Dataset rows describing interfaces:
##############################

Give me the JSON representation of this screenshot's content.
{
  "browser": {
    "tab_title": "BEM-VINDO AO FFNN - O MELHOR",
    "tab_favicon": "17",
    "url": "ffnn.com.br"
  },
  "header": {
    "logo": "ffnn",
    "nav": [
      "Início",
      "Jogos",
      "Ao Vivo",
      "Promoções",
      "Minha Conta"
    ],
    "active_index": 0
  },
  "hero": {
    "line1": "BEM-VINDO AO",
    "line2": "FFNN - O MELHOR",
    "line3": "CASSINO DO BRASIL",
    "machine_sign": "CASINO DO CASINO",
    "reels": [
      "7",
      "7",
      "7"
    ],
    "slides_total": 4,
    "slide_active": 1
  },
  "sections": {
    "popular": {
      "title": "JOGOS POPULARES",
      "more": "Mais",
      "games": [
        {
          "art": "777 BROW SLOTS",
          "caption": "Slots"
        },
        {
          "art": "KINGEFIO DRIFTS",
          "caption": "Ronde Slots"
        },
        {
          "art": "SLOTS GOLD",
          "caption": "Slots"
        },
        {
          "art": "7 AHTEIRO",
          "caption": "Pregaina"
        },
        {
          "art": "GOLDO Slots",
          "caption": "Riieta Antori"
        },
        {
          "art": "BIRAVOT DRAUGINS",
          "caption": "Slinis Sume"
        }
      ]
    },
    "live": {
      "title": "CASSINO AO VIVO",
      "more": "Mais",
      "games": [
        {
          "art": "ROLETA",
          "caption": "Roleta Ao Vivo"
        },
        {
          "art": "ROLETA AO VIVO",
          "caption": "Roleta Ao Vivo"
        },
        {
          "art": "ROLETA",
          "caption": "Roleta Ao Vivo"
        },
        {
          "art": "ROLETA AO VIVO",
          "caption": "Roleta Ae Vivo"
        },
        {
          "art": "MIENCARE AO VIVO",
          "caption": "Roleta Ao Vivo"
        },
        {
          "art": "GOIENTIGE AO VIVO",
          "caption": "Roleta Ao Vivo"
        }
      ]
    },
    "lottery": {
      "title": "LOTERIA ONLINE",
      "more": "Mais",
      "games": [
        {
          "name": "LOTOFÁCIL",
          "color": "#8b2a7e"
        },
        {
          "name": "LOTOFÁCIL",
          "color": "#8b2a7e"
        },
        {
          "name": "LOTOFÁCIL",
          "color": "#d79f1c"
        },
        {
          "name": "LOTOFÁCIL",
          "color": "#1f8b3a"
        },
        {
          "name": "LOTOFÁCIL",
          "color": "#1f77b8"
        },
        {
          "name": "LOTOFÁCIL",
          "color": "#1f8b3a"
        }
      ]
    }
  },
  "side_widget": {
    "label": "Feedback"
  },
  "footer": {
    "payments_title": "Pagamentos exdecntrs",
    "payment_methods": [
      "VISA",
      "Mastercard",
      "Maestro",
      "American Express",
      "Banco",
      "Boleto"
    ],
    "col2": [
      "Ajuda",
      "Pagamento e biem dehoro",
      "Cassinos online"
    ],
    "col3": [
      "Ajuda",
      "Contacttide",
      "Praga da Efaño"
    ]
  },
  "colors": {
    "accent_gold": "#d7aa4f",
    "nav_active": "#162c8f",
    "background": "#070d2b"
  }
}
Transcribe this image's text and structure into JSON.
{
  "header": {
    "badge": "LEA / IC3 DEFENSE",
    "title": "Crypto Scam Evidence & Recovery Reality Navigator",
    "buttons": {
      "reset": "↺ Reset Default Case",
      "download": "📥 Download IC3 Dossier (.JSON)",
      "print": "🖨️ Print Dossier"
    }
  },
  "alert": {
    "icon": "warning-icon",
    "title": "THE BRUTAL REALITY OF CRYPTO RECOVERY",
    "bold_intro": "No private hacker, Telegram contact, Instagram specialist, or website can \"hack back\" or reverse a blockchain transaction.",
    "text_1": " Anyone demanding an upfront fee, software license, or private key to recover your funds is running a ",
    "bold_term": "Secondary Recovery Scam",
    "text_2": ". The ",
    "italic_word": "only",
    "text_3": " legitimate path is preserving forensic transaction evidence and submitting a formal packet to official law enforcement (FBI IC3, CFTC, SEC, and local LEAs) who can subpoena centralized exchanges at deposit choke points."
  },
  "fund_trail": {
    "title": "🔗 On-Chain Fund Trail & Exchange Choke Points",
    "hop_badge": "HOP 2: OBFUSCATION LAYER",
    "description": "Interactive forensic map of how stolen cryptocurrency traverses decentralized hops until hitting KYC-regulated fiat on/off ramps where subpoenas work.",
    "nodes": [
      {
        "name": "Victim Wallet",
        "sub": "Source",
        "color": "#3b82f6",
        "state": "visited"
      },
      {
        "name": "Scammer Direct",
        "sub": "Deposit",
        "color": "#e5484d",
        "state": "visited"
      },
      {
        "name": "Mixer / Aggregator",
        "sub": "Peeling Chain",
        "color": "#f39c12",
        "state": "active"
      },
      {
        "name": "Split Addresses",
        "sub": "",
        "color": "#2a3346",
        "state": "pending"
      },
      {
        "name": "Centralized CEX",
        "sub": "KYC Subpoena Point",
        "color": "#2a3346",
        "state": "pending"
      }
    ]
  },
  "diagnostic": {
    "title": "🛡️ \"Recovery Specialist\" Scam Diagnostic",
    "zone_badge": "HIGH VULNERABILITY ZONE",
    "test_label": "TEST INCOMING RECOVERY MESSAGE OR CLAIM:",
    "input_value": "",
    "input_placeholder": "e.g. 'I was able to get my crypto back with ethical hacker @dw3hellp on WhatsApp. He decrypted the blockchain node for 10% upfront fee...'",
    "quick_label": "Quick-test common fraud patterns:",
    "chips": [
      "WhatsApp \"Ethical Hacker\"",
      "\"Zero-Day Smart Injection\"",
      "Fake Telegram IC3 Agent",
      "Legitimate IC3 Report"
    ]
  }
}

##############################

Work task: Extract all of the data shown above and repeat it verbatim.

Exercise solution:
Give me the JSON representation of this screenshot's content.
{
  "browser": {
    "tab_title": "BEM-VINDO AO FFNN - O MELHOR",
    "tab_favicon": "17",
    "url": "ffnn.com.br"
  },
  "header": {
    "logo": "ffnn",
    "nav": [
      "Início",
      "Jogos",
      "Ao Vivo",
      "Promoções",
      "Minha Conta"
    ],
    "active_index": 0
  },
  "hero": {
    "line1": "BEM-VINDO AO",
    "line2": "FFNN - O MELHOR",
    "line3": "CASSINO DO BRASIL",
    "machine_sign": "CASINO DO CASINO",
    "reels": [
      "7",
      "7",
      "7"
    ],
    "slides_total": 4,
    "slide_active": 1
  },
  "sections": {
    "popular": {
      "title": "JOGOS POPULARES",
      "more": "Mais",
      "games": [
        {
          "art": "777 BROW SLOTS",
          "caption": "Slots"
        },
        {
          "art": "KINGEFIO DRIFTS",
          "caption": "Ronde Slots"
        },
        {
          "art": "SLOTS GOLD",
          "caption": "Slots"
        },
        {
          "art": "7 AHTEIRO",
          "caption": "Pregaina"
        },
        {
          "art": "GOLDO Slots",
          "caption": "Riieta Antori"
        },
        {
          "art": "BIRAVOT DRAUGINS",
          "caption": "Slinis Sume"
        }
      ]
    },
    "live": {
      "title": "CASSINO AO VIVO",
      "more": "Mais",
      "games": [
        {
          "art": "ROLETA",
          "caption": "Roleta Ao Vivo"
        },
        {
          "art": "ROLETA AO VIVO",
          "caption": "Roleta Ao Vivo"
        },
        {
          "art": "ROLETA",
          "caption": "Roleta Ao Vivo"
        },
        {
          "art": "ROLETA AO VIVO",
          "caption": "Roleta Ae Vivo"
        },
        {
          "art": "MIENCARE AO VIVO",
          "caption": "Roleta Ao Vivo"
        },
        {
          "art": "GOIENTIGE AO VIVO",
          "caption": "Roleta Ao Vivo"
        }
      ]
    },
    "lottery": {
      "title": "LOTERIA ONLINE",
      "more": "Mais",
      "games": [
        {
          "name": "LOTOFÁCIL",
          "color": "#8b2a7e"
        },
        {
          "name": "LOTOFÁCIL",
          "color": "#8b2a7e"
        },
        {
          "name": "LOTOFÁCIL",
          "color": "#d79f1c"
        },
        {
          "name": "LOTOFÁCIL",
          "color": "#1f8b3a"
        },
        {
          "name": "LOTOFÁCIL",
          "color": "#1f77b8"
        },
        {
          "name": "LOTOFÁCIL",
          "color": "#1f8b3a"
        }
      ]
    }
  },
  "side_widget": {
    "label": "Feedback"
  },
  "footer": {
    "payments_title": "Pagamentos exdecntrs",
    "payment_methods": [
      "VISA",
      "Mastercard",
      "Maestro",
      "American Express",
      "Banco",
      "Boleto"
    ],
    "col2": [
      "Ajuda",
      "Pagamento e biem dehoro",
      "Cassinos online"
    ],
    "col3": [
      "Ajuda",
      "Contacttide",
      "Praga da Efaño"
    ]
  },
  "colors": {
    "accent_gold": "#d7aa4f",
    "nav_active": "#162c8f",
    "background": "#070d2b"
  }
}
Transcribe this image's text and structure into JSON.
{
  "header": {
    "badge": "LEA / IC3 DEFENSE",
    "title": "Crypto Scam Evidence & Recovery Reality Navigator",
    "buttons": {
      "reset": "↺ Reset Default Case",
      "download": "📥 Download IC3 Dossier (.JSON)",
      "print": "🖨️ Print Dossier"
    }
  },
  "alert": {
    "icon": "warning-icon",
    "title": "THE BRUTAL REALITY OF CRYPTO RECOVERY",
    "bold_intro": "No private hacker, Telegram contact, Instagram specialist, or website can \"hack back\" or reverse a blockchain transaction.",
    "text_1": " Anyone demanding an upfront fee, software license, or private key to recover your funds is running a ",
    "bold_term": "Secondary Recovery Scam",
    "text_2": ". The ",
    "italic_word": "only",
    "text_3": " legitimate path is preserving forensic transaction evidence and submitting a formal packet to official law enforcement (FBI IC3, CFTC, SEC, and local LEAs) who can subpoena centralized exchanges at deposit choke points."
  },
  "fund_trail": {
    "title": "🔗 On-Chain Fund Trail & Exchange Choke Points",
    "hop_badge": "HOP 2: OBFUSCATION LAYER",
    "description": "Interactive forensic map of how stolen cryptocurrency traverses decentralized hops until hitting KYC-regulated fiat on/off ramps where subpoenas work.",
    "nodes": [
      {
        "name": "Victim Wallet",
        "sub": "Source",
        "color": "#3b82f6",
        "state": "visited"
      },
      {
        "name": "Scammer Direct",
        "sub": "Deposit",
        "color": "#e5484d",
        "state": "visited"
      },
      {
        "name": "Mixer / Aggregator",
        "sub": "Peeling Chain",
        "color": "#f39c12",
        "state": "active"
      },
      {
        "name": "Split Addresses",
        "sub": "",
        "color": "#2a3346",
        "state": "pending"
      },
      {
        "name": "Centralized CEX",
        "sub": "KYC Subpoena Point",
        "color": "#2a3346",
        "state": "pending"
      }
    ]
  },
  "diagnostic": {
    "title": "🛡️ \"Recovery Specialist\" Scam Diagnostic",
    "zone_badge": "HIGH VULNERABILITY ZONE",
    "test_label": "TEST INCOMING RECOVERY MESSAGE OR CLAIM:",
    "input_value": "",
    "input_placeholder": "e.g. 'I was able to get my crypto back with ethical hacker @dw3hellp on WhatsApp. He decrypted the blockchain node for 10% upfront fee...'",
    "quick_label": "Quick-test common fraud patterns:",
    "chips": [
      "WhatsApp \"Ethical Hacker\"",
      "\"Zero-Day Smart Injection\"",
      "Fake Telegram IC3 Agent",
      "Legitimate IC3 Report"
    ]
  }
}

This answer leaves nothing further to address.